  • Fence in disrepair. Wood fencing is a common source of deferred maintenance. I don’t know many homeowners who enjoy staining or painting the fence every year or two. Use this to your advantage. If the Seller has left the fence alone for a few years, or it has obvious damage, ask for a break in price, or ask whether the Seller will meet you in the middle on repair or replacement costs. If you’ve made a fair offer and the Seller is motivated to close the deal in a timely manner, you may be able to pick up a few bucks on an item like this.
  • Road construction or other pesky projects – current or future. Even in a Sellers’ Market, major road construction, noisy building sites, even nearby home construction can be a pain. Noise. Pollution. Ugly views. Extra traffic. None of these things are pleasant to put up with. As a Buyer, do your homework! If there is a new road going in half a block away, the Seller should disclose this information if they have it – but they don’t always do that. Learn everything you can about a city or neighborhood, and if there are projects underway or planned for the near future, use this information to your advantage. A motivated Seller with a smart Realtor on their side knows major construction projects near the home will not improve the market value in the short run, and they will likely want to sell the house before the dust begins to rise. Use this information to negotiate a better price, or possibly concessions on the home.
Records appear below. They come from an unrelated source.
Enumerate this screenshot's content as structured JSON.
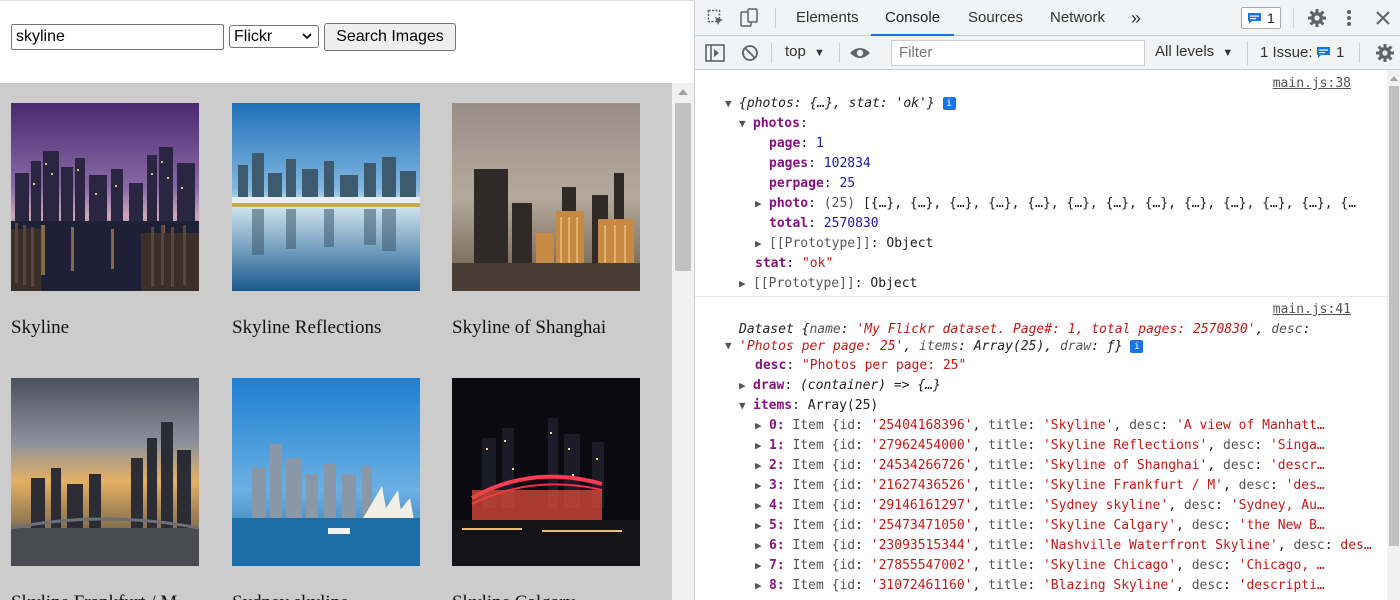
{
  "app": {
    "search_value": "skyline",
    "source_selected": "Flickr",
    "search_button_label": "Search Images",
    "results": [
      {
        "title": "Skyline",
        "image": "night city skyline with pier"
      },
      {
        "title": "Skyline Reflections",
        "image": "city skyline reflected in water"
      },
      {
        "title": "Skyline of Shanghai",
        "image": "shanghai towers at dusk"
      },
      {
        "title": "Skyline Frankfurt / M",
        "image": "frankfurt skyline stormy sky"
      },
      {
        "title": "Sydney skyline",
        "image": "sydney harbour and opera house"
      },
      {
        "title": "Skyline Calgary",
        "image": "calgary skyline at night"
      }
    ]
  },
  "devtools": {
    "tabs": [
      "Elements",
      "Console",
      "Sources",
      "Network"
    ],
    "active_tab": "Console",
    "more_tabs_glyph": "»",
    "message_count": "1",
    "context": "top",
    "filter_placeholder": "Filter",
    "levels": "All levels",
    "issues_label": "1 Issue:",
    "issues_count": "1",
    "log1": {
      "source": "main.js:38",
      "summary": "{photos: {…}, stat: 'ok'}",
      "photos_key": "photos",
      "page": "1",
      "pages": "102834",
      "perpage": "25",
      "photo_count": "(25)",
      "photo_preview": "[{…}, {…}, {…}, {…}, {…}, {…}, {…}, {…}, {…}, {…}, {…}, {…}, {…",
      "total": "2570830",
      "prototype": "Object",
      "stat": "\"ok\""
    },
    "log2": {
      "source": "main.js:41",
      "summary_name": "'My Flickr dataset. Page#: 1, total pages: 2570830'",
      "summary_desc": "'Photos per page: 25'",
      "summary_items": "Array(25)",
      "summary_draw": "ƒ",
      "desc": "\"Photos per page: 25\"",
      "draw": "(container) => {…}",
      "items": "Array(25)",
      "rows": [
        {
          "idx": "0",
          "id": "'25404168396'",
          "title": "'Skyline'",
          "desc": "'A view of Manhatt…"
        },
        {
          "idx": "1",
          "id": "'27962454000'",
          "title": "'Skyline Reflections'",
          "desc": "'Singa…"
        },
        {
          "idx": "2",
          "id": "'24534266726'",
          "title": "'Skyline of Shanghai'",
          "desc": "'descr…"
        },
        {
          "idx": "3",
          "id": "'21627436526'",
          "title": "'Skyline Frankfurt / M'",
          "desc": "'des…"
        },
        {
          "idx": "4",
          "id": "'29146161297'",
          "title": "'Sydney skyline'",
          "desc": "'Sydney, Au…"
        },
        {
          "idx": "5",
          "id": "'25473471050'",
          "title": "'Skyline Calgary'",
          "desc": "'the New B…"
        },
        {
          "idx": "6",
          "id": "'23093515344'",
          "title": "'Nashville Waterfront Skyline'",
          "desc": "des…"
        },
        {
          "idx": "7",
          "id": "'27855547002'",
          "title": "'Skyline Chicago'",
          "desc": "'Chicago, …"
        },
        {
          "idx": "8",
          "id": "'31072461160'",
          "title": "'Blazing Skyline'",
          "desc": "'descripti…"
        }
      ]
    }
  },
  "icons": {
    "inspect": "inspect-element-icon",
    "device": "device-toolbar-icon",
    "settings": "gear-icon",
    "more": "kebab-menu-icon",
    "close": "close-icon",
    "sidebar": "console-sidebar-icon",
    "clear": "clear-console-icon",
    "eye": "live-expression-icon",
    "message": "message-icon"
  },
  "colors": {
    "accent": "#1a73e8",
    "gallery_bg": "#cccccc",
    "string": "#c41a16",
    "number": "#1a1aa6",
    "key": "#881280"
  }
}
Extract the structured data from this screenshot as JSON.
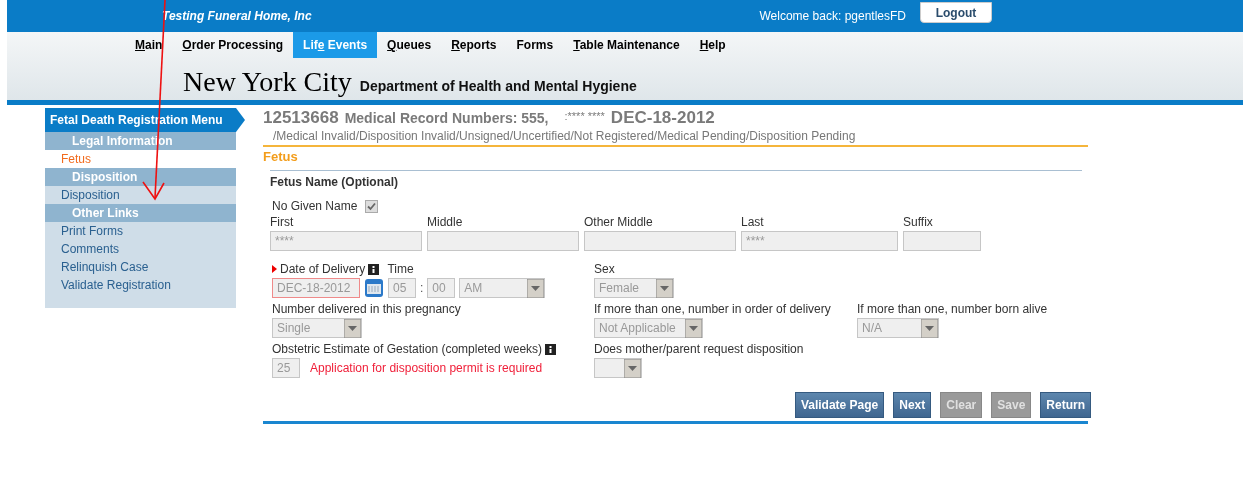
{
  "top_bar": {
    "organization": "Testing Funeral Home, Inc",
    "welcome": "Welcome back: pgentlesFD",
    "logout": "Logout"
  },
  "nav": [
    {
      "key": "M",
      "post": "ain",
      "selected": false
    },
    {
      "key": "O",
      "post": "rder Processing",
      "selected": false
    },
    {
      "pre": "Lif",
      "key": "e",
      "post": " Events",
      "selected": true
    },
    {
      "key": "Q",
      "post": "ueues",
      "selected": false
    },
    {
      "key": "R",
      "post": "eports",
      "selected": false
    },
    {
      "pre": "Forms",
      "selected": false
    },
    {
      "key": "T",
      "post": "able Maintenance",
      "selected": false
    },
    {
      "key": "H",
      "post": "elp",
      "selected": false
    }
  ],
  "banner": {
    "city": "New York City",
    "department": "Department of Health and Mental Hygiene"
  },
  "sidebar": {
    "title": "Fetal Death Registration Menu",
    "items": [
      {
        "kind": "section",
        "label": "Legal Information"
      },
      {
        "kind": "link",
        "label": "Fetus",
        "selected": true
      },
      {
        "kind": "section",
        "label": "Disposition"
      },
      {
        "kind": "link",
        "label": "Disposition",
        "selected": false
      },
      {
        "kind": "section",
        "label": "Other Links"
      },
      {
        "kind": "link",
        "label": "Print Forms",
        "selected": false
      },
      {
        "kind": "link",
        "label": "Comments",
        "selected": false
      },
      {
        "kind": "link",
        "label": "Relinquish Case",
        "selected": false
      },
      {
        "kind": "link",
        "label": "Validate Registration",
        "selected": false
      }
    ]
  },
  "record": {
    "number": "12513668",
    "medical_record": "Medical Record Numbers: 555,",
    "name": ":**** ****",
    "date": "DEC-18-2012",
    "status": "/Medical Invalid/Disposition Invalid/Unsigned/Uncertified/Not Registered/Medical Pending/Disposition Pending"
  },
  "section_title": "Fetus",
  "fetus_name": {
    "heading": "Fetus Name (Optional)",
    "no_given_name": {
      "label": "No Given Name",
      "checked": true
    },
    "fields": [
      {
        "label": "First",
        "value": "****"
      },
      {
        "label": "Middle"
      },
      {
        "label": "Other Middle"
      },
      {
        "label": "Last",
        "value": "****"
      },
      {
        "label": "Suffix"
      }
    ]
  },
  "delivery": {
    "date_label": "Date of Delivery",
    "required": true,
    "date": "DEC-18-2012",
    "time_label": "Time",
    "hour": "05",
    "separator": ":",
    "minute": "00",
    "ampm": "AM"
  },
  "sex": {
    "label": "Sex",
    "value": "Female"
  },
  "number_delivered": {
    "label": "Number delivered in this pregnancy",
    "value": "Single"
  },
  "order_of_delivery": {
    "label": "If more than one, number in order of delivery",
    "value": "Not Applicable"
  },
  "born_alive": {
    "label": "If more than one, number born alive",
    "value": "N/A"
  },
  "gestation": {
    "label": "Obstetric Estimate of Gestation (completed weeks)",
    "value": "25",
    "message": "Application for disposition permit is required"
  },
  "disposition_request": {
    "label": "Does mother/parent request disposition"
  },
  "buttons": [
    {
      "label": "Validate Page",
      "disabled": false
    },
    {
      "label": "Next",
      "disabled": false
    },
    {
      "label": "Clear",
      "disabled": true
    },
    {
      "label": "Save",
      "disabled": true
    },
    {
      "label": "Return",
      "disabled": false
    }
  ]
}
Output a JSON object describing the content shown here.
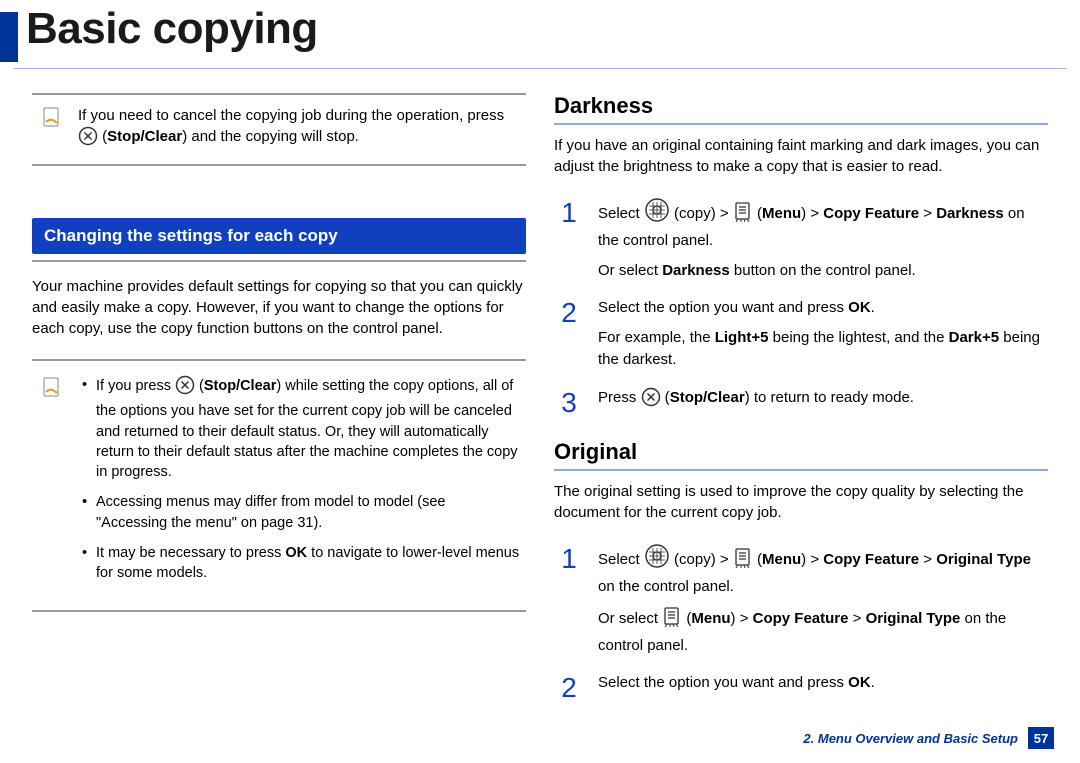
{
  "header": {
    "title": "Basic copying"
  },
  "left": {
    "note1": {
      "text_before": "If you need to cancel the copying job during the operation, press ",
      "stop_clear_label": "Stop/Clear",
      "text_after": ") and the copying will stop."
    },
    "banner": "Changing the settings for each copy",
    "intro": "Your machine provides default settings for copying so that you can quickly and easily make a copy. However, if you want to change the options for each copy, use the copy function buttons on the control panel.",
    "note2": {
      "b1_pre": "If you press ",
      "b1_label": "Stop/Clear",
      "b1_post": ") while setting the copy options, all of the options you have set for the current copy job will be canceled and returned to their default status. Or, they will automatically return to their default status after the machine completes the copy in progress.",
      "b2": "Accessing menus may differ from model to model (see \"Accessing the menu\" on page 31).",
      "b3_pre": "It may be necessary to press ",
      "b3_ok": "OK",
      "b3_post": " to navigate to lower-level menus for some models."
    }
  },
  "right": {
    "darkness": {
      "heading": "Darkness",
      "intro": "If you have an original containing faint marking and dark images, you can adjust the brightness to make a copy that is easier to read.",
      "steps": [
        {
          "num": "1",
          "p1_pre": "Select ",
          "p1_copy": "(copy) > ",
          "p1_menu": "Menu",
          "p1_mid": ") > ",
          "p1_cf": "Copy Feature",
          "p1_gt": " > ",
          "p1_dk": "Darkness",
          "p1_post": " on the control panel.",
          "p2_pre": "Or select ",
          "p2_dk": "Darkness",
          "p2_post": " button on the control panel."
        },
        {
          "num": "2",
          "p1_pre": "Select the option you want and press ",
          "p1_ok": "OK",
          "p1_post": ".",
          "p2_pre": "For example, the ",
          "p2_light": "Light+5",
          "p2_mid": " being the lightest, and the ",
          "p2_dark": "Dark+5",
          "p2_post": " being the darkest."
        },
        {
          "num": "3",
          "p1_pre": "Press ",
          "p1_label": "Stop/Clear",
          "p1_post": ") to return to ready mode."
        }
      ]
    },
    "original": {
      "heading": "Original",
      "intro": "The original setting is used to improve the copy quality by selecting the document for the current copy job.",
      "steps": [
        {
          "num": "1",
          "p1_pre": "Select ",
          "p1_copy": "(copy) > ",
          "p1_menu": "Menu",
          "p1_mid": ") > ",
          "p1_cf": "Copy Feature",
          "p1_gt": " > ",
          "p1_ot": "Original Type",
          "p1_post": " on the control panel.",
          "p2_pre": "Or select ",
          "p2_menu": "Menu",
          "p2_mid": ") > ",
          "p2_cf": "Copy Feature",
          "p2_gt": " > ",
          "p2_ot": "Original Type",
          "p2_post": " on the control panel."
        },
        {
          "num": "2",
          "p1_pre": "Select the option you want and press ",
          "p1_ok": "OK",
          "p1_post": "."
        }
      ]
    }
  },
  "footer": {
    "chapter": "2. Menu Overview and Basic Setup",
    "page": "57"
  }
}
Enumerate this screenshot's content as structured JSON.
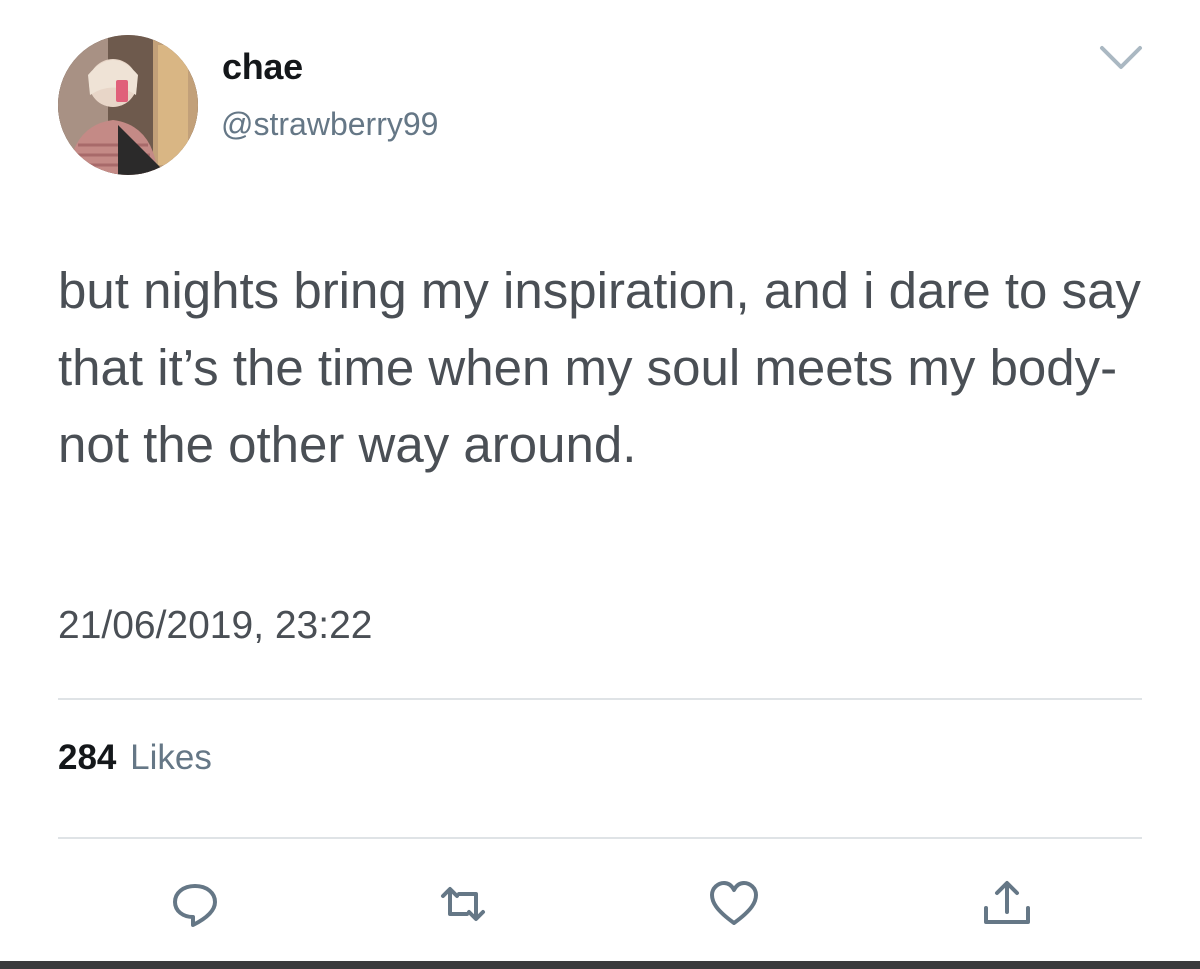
{
  "author": {
    "name": "chae",
    "handle": "@strawberry99",
    "avatar_icon": "profile-photo"
  },
  "tweet": {
    "text": "but nights bring my inspiration, and i dare to say that it’s the time when my soul meets my body- not the other way around.",
    "timestamp": "21/06/2019, 23:22"
  },
  "stats": {
    "likes_count": "284",
    "likes_label": "Likes"
  },
  "actions": [
    {
      "name": "reply",
      "icon": "reply-icon"
    },
    {
      "name": "retweet",
      "icon": "retweet-icon"
    },
    {
      "name": "like",
      "icon": "heart-icon"
    },
    {
      "name": "share",
      "icon": "share-icon"
    }
  ],
  "colors": {
    "text_primary": "#14171a",
    "text_secondary": "#657786",
    "body_text": "#4a4f55",
    "icon": "#657786",
    "divider": "#dfe3e6"
  }
}
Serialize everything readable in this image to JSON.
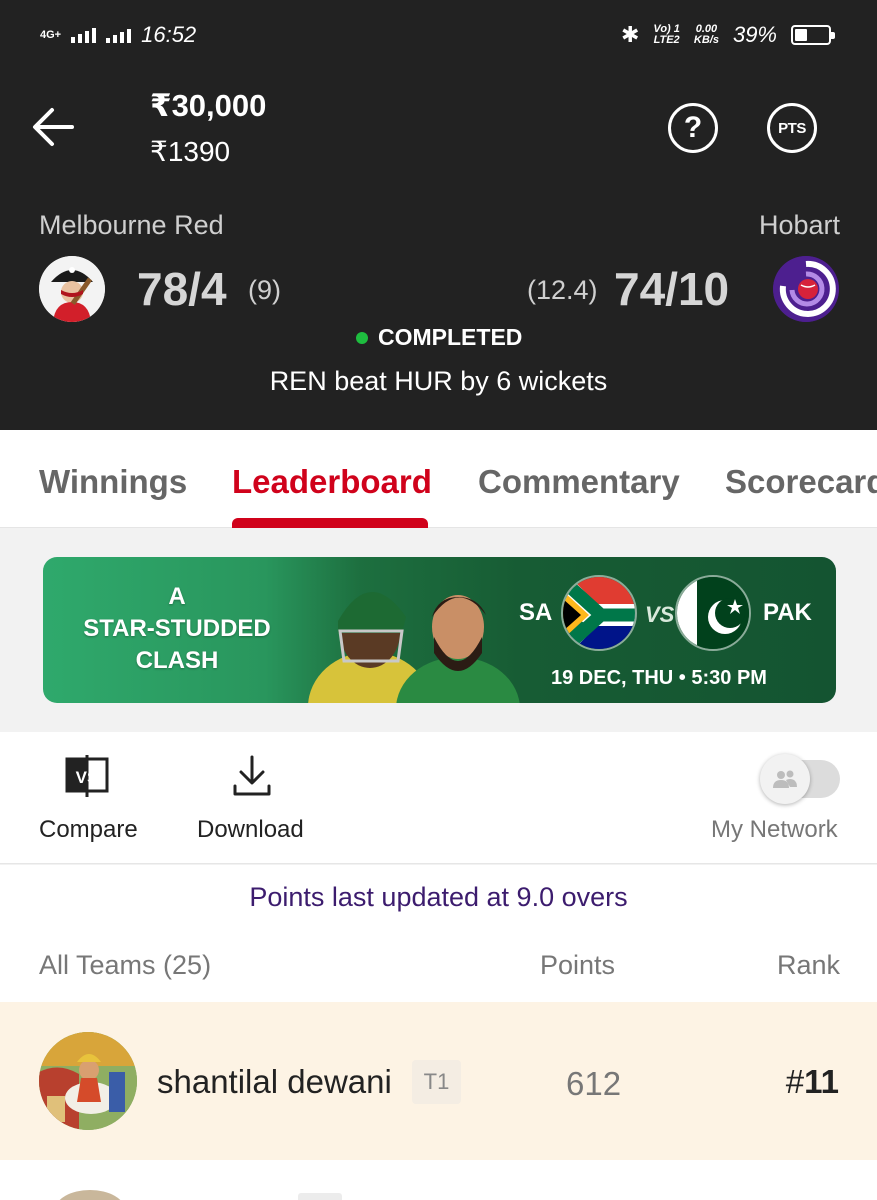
{
  "status_bar": {
    "network": "4G+",
    "time": "16:52",
    "volte": "Vo) 1",
    "lte": "LTE2",
    "speed_value": "0.00",
    "speed_unit": "KB/s",
    "battery": "39%",
    "battery_level": 0.39
  },
  "contest": {
    "prize_pool": "₹30,000",
    "entry_fee": "₹1390",
    "help_label": "?",
    "pts_label": "PTS"
  },
  "match": {
    "team_a": {
      "name": "Melbourne Red",
      "score": "78/4",
      "overs": "(9)"
    },
    "team_b": {
      "name": "Hobart",
      "score": "74/10",
      "overs": "(12.4)"
    },
    "state": "COMPLETED",
    "result": "REN beat HUR by 6 wickets"
  },
  "tabs": [
    {
      "label": "Winnings",
      "active": false
    },
    {
      "label": "Leaderboard",
      "active": true
    },
    {
      "label": "Commentary",
      "active": false
    },
    {
      "label": "Scorecard",
      "active": false
    }
  ],
  "banner": {
    "tagline_1": "A",
    "tagline_2": "STAR-STUDDED",
    "tagline_3": "CLASH",
    "team_1": "SA",
    "vs": "VS",
    "team_2": "PAK",
    "schedule": "19 DEC, THU • 5:30 PM"
  },
  "actions": {
    "compare": "Compare",
    "compare_icon_text": "VS",
    "download": "Download",
    "my_network": "My Network",
    "my_network_enabled": false
  },
  "leaderboard": {
    "updated_text": "Points last updated at 9.0 overs",
    "col_teams": "All Teams (25)",
    "col_points": "Points",
    "col_rank": "Rank",
    "rows": [
      {
        "name": "shantilal dewani",
        "team_tag": "T1",
        "points": "612",
        "rank_hash": "#",
        "rank": "11"
      }
    ]
  },
  "colors": {
    "accent": "#d0021b",
    "header_bg": "#222222",
    "status_green": "#1ebd3f",
    "highlight_row": "#fdf3e4",
    "info_purple": "#3c1c6e"
  }
}
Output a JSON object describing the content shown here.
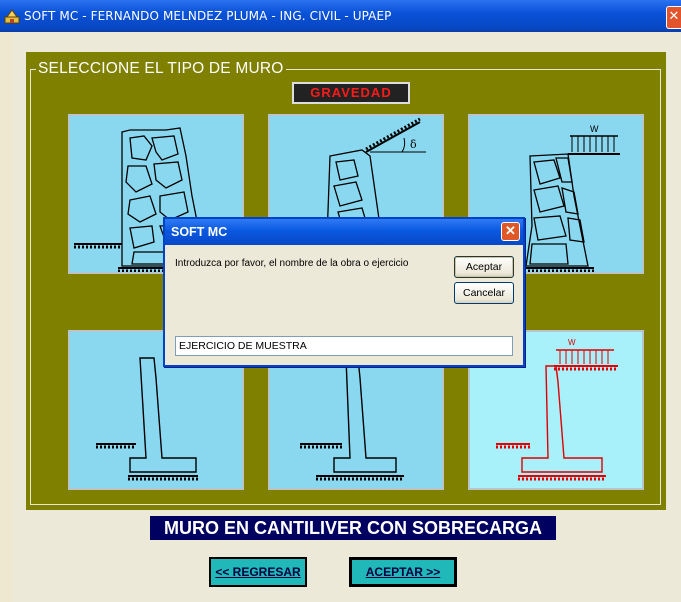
{
  "window": {
    "title": "SOFT MC - FERNANDO MELNDEZ PLUMA - ING. CIVIL - UPAEP",
    "close_glyph": "✕"
  },
  "panel": {
    "legend": "SELECCIONE EL TIPO DE MURO",
    "category_badge": "GRAVEDAD"
  },
  "tiles": [
    {
      "kind": "gravity-wall",
      "load_label": ""
    },
    {
      "kind": "gravity-wall-sloped-backfill",
      "angle_label": "δ"
    },
    {
      "kind": "gravity-wall-surcharge",
      "load_label": "W"
    },
    {
      "kind": "cantilever-wall",
      "load_label": ""
    },
    {
      "kind": "cantilever-wall",
      "load_label": ""
    },
    {
      "kind": "cantilever-wall-surcharge",
      "load_label": "W",
      "selected": true
    }
  ],
  "selection_label": "MURO EN CANTILIVER CON SOBRECARGA",
  "buttons": {
    "back": "<< REGRESAR",
    "accept": "ACEPTAR >>"
  },
  "dialog": {
    "title": "SOFT MC",
    "prompt": "Introduzca por favor, el nombre de la obra o ejercicio",
    "ok": "Aceptar",
    "cancel": "Cancelar",
    "input_value": "EJERCICIO DE MUESTRA",
    "close_glyph": "✕"
  },
  "colors": {
    "panel_background": "#808000",
    "tile_background": "#8ad8f0",
    "selected_tile_background": "#a8f0fa",
    "badge_text": "#ff1a1a",
    "banner_background": "#000060",
    "nav_button": "#20b8b8",
    "selected_drawing": "#e00000"
  }
}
Buying a house is a big deal, and there are a lot of moving pieces. When you work with an experienced Realtor, you’ll reap the benefits of someone who’s got your back – and knows every in and out that could save you money and give you an edge. In a market like Denver, Buyers need all the help they can get to score a great deal. If you’ll be in the market soon, I’d love to help you find the right home and maximize your potential at the negotiating table.

Jack Meyers

The Meyers Group
jackestate@aol.com
303.263.3050
Twitter: @jackestate